Entrepreneurship research is becoming more critical to policymakers and scholars around the world. However, few scholars have explored the effect of national culture or institutions on the entrepreneurial activity using cross-national data. Furthermore, most previous scholars have been limited to formal institutions as a theoretical structure to explore the entrepreneurial activity across countries. It is crucial to include formal, informal institutions and culture to better understand about how much or why entrepreneurial activity differs across countries.
To fill this gap, this study investigates how national culture and institutions impact the level of entrepreneurial activity across 30 countries using cross-national dataset from the World Bank Dataset, the GEM report, and Hofstede’s cultural dimensions during the 5-year period from 2009 to 2013. Moreover, this study used two distinct measures of the level of entrepreneurial activity as dependent variables (i.e., the rate of new start-up companies and Total Entrepreneurial Activity).
The results showed that individualism, uncertainty avoidance, power distance, and long-term orientation are essential for explaining the level of entrepreneurial activity across countries.
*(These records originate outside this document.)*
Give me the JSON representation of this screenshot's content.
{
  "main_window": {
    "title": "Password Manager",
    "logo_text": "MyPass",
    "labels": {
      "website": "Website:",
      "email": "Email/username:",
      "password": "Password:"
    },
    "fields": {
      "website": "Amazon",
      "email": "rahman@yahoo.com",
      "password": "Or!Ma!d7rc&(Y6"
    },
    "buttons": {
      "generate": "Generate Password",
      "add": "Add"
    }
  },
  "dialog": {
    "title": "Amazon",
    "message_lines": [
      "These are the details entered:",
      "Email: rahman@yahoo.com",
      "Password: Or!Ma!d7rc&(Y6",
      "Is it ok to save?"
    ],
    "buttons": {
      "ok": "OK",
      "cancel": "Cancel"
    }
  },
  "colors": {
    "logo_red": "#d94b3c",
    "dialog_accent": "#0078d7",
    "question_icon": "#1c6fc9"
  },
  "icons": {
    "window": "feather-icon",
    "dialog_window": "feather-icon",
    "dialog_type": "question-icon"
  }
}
However, the results indicated that only one of the regulative dimensions (i.e., the number of start-up procedures) was significantly related to the level of entrepreneurial activity. Therefore, the finding of this study concludes that national culture may play more important roles than institutions regarding the level of entrepreneurial activity across countries.